### WHAT THE TASK REQUIRES
Check each line of the entries. Copy the ones that contain the string "foot".

### EXTRACTED INFORMATION
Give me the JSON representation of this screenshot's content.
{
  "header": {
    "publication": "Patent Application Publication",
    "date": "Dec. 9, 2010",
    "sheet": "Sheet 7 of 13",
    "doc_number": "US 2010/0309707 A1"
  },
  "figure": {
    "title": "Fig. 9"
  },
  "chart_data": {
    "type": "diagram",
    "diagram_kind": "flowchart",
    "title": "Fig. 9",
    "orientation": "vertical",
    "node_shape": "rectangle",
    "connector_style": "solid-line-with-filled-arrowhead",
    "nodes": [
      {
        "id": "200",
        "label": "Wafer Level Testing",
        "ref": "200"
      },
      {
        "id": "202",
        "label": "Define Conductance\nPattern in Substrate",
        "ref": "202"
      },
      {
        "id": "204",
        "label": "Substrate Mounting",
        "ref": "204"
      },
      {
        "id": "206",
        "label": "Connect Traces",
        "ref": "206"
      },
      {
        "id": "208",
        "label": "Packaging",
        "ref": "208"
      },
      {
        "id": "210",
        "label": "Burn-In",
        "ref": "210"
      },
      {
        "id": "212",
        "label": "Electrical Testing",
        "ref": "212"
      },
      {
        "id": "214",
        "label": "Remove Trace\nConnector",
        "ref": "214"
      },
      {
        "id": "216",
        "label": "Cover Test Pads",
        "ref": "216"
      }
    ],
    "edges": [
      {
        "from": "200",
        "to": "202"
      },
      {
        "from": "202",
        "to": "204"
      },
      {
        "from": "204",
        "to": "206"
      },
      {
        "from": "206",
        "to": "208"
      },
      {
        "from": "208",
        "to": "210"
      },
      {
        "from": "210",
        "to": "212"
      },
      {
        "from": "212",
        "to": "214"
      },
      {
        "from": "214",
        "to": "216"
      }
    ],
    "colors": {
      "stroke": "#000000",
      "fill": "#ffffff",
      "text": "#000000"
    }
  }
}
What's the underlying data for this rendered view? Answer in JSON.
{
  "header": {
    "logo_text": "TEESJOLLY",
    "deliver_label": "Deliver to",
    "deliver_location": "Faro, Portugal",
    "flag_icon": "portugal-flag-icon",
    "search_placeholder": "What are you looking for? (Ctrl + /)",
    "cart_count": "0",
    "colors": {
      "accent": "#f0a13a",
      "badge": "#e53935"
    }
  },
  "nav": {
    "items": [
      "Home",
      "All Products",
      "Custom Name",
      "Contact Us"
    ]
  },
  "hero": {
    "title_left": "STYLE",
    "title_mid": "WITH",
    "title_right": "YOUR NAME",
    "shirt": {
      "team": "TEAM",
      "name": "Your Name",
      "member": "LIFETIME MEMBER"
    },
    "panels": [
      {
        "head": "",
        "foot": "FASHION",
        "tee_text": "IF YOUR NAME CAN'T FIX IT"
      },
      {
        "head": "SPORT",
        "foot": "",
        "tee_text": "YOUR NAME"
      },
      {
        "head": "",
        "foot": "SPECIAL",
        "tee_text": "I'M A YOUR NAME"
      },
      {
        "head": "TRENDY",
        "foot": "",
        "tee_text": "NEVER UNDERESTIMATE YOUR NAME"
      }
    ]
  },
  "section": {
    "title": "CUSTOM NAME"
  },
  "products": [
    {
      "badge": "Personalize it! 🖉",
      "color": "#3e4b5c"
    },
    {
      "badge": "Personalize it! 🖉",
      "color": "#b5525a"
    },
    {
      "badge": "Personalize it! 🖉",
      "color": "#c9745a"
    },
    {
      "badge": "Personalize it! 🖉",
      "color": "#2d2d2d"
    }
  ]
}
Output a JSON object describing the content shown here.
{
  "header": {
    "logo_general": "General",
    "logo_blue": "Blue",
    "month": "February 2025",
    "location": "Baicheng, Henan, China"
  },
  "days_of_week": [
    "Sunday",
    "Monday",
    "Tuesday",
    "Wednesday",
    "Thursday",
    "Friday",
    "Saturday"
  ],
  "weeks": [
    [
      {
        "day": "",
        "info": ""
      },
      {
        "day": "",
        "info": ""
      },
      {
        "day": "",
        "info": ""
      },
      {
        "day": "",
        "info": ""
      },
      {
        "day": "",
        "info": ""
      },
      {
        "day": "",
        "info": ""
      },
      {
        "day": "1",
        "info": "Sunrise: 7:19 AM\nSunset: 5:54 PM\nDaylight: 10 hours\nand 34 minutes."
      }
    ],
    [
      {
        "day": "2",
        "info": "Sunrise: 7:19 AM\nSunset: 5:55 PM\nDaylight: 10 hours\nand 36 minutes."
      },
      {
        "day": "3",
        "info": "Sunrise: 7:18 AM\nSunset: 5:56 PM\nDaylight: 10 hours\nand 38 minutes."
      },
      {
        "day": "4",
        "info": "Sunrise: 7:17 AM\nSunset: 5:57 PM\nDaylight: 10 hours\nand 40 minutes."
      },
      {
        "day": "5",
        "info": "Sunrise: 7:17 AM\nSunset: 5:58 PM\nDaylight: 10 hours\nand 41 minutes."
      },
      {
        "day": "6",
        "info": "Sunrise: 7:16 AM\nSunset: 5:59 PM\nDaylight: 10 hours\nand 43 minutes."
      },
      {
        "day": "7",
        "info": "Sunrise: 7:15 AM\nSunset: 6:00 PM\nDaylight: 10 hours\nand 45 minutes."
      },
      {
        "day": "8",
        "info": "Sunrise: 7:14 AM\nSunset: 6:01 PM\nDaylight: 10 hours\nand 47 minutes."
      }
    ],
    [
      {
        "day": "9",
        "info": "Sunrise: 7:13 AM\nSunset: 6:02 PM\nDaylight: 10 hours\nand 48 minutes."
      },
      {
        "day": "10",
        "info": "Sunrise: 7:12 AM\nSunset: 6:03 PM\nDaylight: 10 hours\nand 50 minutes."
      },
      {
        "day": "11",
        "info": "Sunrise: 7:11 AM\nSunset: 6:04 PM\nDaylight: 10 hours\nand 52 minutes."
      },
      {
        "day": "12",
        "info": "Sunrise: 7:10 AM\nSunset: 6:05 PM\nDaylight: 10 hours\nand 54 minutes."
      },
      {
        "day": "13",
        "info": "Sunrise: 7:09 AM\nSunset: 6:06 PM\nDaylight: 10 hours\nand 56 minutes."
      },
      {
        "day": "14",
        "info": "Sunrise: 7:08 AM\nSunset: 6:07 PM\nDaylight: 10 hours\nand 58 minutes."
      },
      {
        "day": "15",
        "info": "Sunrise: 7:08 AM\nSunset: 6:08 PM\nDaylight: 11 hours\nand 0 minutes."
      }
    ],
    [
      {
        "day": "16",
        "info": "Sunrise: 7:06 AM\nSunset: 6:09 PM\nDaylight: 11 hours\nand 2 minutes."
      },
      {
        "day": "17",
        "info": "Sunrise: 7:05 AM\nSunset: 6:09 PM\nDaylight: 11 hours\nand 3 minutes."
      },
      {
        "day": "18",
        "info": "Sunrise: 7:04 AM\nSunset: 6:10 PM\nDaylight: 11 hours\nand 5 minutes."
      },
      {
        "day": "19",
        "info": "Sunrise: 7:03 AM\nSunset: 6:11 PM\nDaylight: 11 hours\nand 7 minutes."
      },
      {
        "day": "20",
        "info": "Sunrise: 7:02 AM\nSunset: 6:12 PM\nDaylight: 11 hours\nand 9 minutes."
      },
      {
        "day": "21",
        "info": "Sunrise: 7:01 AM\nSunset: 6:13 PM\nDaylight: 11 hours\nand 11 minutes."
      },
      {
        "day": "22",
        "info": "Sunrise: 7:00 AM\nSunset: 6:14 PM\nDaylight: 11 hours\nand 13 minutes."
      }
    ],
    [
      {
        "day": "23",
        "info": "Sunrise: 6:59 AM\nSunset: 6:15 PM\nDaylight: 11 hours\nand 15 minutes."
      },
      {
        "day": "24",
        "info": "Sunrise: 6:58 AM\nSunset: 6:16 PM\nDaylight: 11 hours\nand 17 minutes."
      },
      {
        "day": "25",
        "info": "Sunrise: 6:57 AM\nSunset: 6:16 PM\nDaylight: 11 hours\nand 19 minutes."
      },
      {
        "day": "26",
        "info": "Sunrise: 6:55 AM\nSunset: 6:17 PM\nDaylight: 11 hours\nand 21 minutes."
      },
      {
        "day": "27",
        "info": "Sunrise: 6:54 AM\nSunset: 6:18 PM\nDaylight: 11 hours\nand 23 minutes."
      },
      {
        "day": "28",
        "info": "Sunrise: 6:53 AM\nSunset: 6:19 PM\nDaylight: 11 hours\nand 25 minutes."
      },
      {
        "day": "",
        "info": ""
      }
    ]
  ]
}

### FINISHED EXERCISE
        "foot": "FASHION",
        "foot": "",
        "foot": "SPECIAL",
        "foot": "",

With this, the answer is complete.